Chinese companies are set to spend billions more on Canadian oil and gas properties in coming years, as the resource-hungry nation scours the world for energy, the executive in charge of Canadian operations for one of China's major state-owned oil firms says.
Spurred by new mandates to invest overseas, and an easing in travel restrictions to Canada, in the next five years, "a lot of companies will come here to look for resources and to make an investment," said Zheng Li, president of CNOOC Canada Ltd., which was among the first Chinese companies to invest heavily in Canada's oil patch, paying $150-million for a 16.69-per-cent stake in MEG Energy Corp. in 2005.
Mr. Li's own mandate in Canada, he said, is to look at investment opportunities here, evaluate which are worthwhile and report back to decision-makers in China. His interest is shale gas and oil - and especially the oil sands - and his ambition is to connect Chinese capital with Canadian opportunity.
"There will be more" billion-dollar deals between Chinese and Canadian companies, Mr. Li said in an interview.
CNOOC is one of several Chinese firms with a presence in Canada, although Mr. Li said major investments are conducted in China, and investment bankers say when they are working on a deal, they fly to Beijing, rather than Calgary.
Still, Mr. Li's presence here gives him access to the gamut of opportunities in the Canadian oil patch.
"We just hope to have some chance to make a connection with the oil companies located in Calgary, and to make a bridge to connect Canada and China," he said. "As you know, Canada is a resource country and China has a huge market. I think if we make a bridge or a connection, that will mutually benefit both countries."
Evidence of those ambitions is scattered about Mr. Li's office, in an unmarked suite in a Calgary tower. There are portfolios of investor information on Nexterra, Oilsands Quest, N-Solv, Enerplus and Pacific BioEnergy. A huge map on the wall illustrates the ownership positions of various companies in the oil sands.

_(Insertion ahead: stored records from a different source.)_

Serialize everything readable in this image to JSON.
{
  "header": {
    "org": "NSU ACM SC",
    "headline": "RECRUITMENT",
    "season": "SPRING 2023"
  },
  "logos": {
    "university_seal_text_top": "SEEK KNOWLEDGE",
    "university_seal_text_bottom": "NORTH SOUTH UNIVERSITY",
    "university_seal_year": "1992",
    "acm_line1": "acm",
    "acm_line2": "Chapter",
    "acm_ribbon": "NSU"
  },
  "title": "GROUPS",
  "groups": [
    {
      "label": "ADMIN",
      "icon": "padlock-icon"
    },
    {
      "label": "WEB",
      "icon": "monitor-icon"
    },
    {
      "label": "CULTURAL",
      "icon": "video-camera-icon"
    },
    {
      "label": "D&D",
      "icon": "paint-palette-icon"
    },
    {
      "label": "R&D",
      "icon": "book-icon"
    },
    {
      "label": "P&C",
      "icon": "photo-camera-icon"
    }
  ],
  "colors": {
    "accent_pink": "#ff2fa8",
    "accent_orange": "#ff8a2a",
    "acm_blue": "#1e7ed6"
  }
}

A map on another wall shows the holdings of Baytex Energy Trust.
Asked about the Baytex map, Mr. Li said it is old, was put there by his predecessor, and means nothing. He also dismisses any suggestion that the other portfolios could hint at potential investments.
"You are too sensitive," he tells a reporter.
And to all those Canadian companies hoping China will swoop in, Mr. Li has a word of caution: Chinese companies are proceeding with caution.
When it comes to Canadian investments, "Chinese companies have not made a profit so far," he said. "Because the price is too high."
Future investments, he said, "will be according to the bargain and the price compared with other regions in the world."
Chinese companies have already made several multibillion-dollar investments - including the $4.65-billion (U.S.) Sinopec paid for a 9 per cent interest in Syncrude Canada, and the $1.9-billion that PetroChina paid for a 60-per-cent interest in two Athabasca Oil Sands Corp. projects. But some analysts have wondered at the prices paid. The Syncrude stake, for example, was sold for nearly $500-million more than some estimated it was worth.
Mr. Li was born in Emeishan City, in Sichuan province. His father was a power engineer. Mr. Li is an engineer, too, but he also has a degree in law and a master's in economics. He obtained the latter two while working for CNOOC, where he began as an engineer before becoming president of CNOOC Donghai Oil Corp. in 2005.
He is fully one-third of CNOOC's presence in Canada. The other two people work in technical and commercial roles, he said.
The transition to Canada hasn't been entirely easy: He shows off a new Alberta driver's licence, a learner's permit obtained after he passed a written test. He has had to begin the graduated licensing system, and said he likes Calgary for its friendliness, warmth and natural surroundings.
But while Mr. Li said he supports pipeline proposals that would allow Canada to export crude to China, he has no mandate to scout out a certain number of barrels in Canada. Though the warming of Canada-Chinese relations has been a boon to investment here, he said, CNOOC is not targeting majority stakes in Canadian companies, following an investment pattern also used by other Chinese companies.
"We can joint venture, do a working interest and we can partner. I don't think owning is a target," he said.
But he bristled at a suggestion that CNOOC's ambitions in Canada may be connected to decisions made by China's political leaders to scoop up energy around the world.
"There is really no political direction or order. We are businessmen. We are not politicians," he said. "China is focused on economic development. We really don't have any interest in politics."Report Typo/Error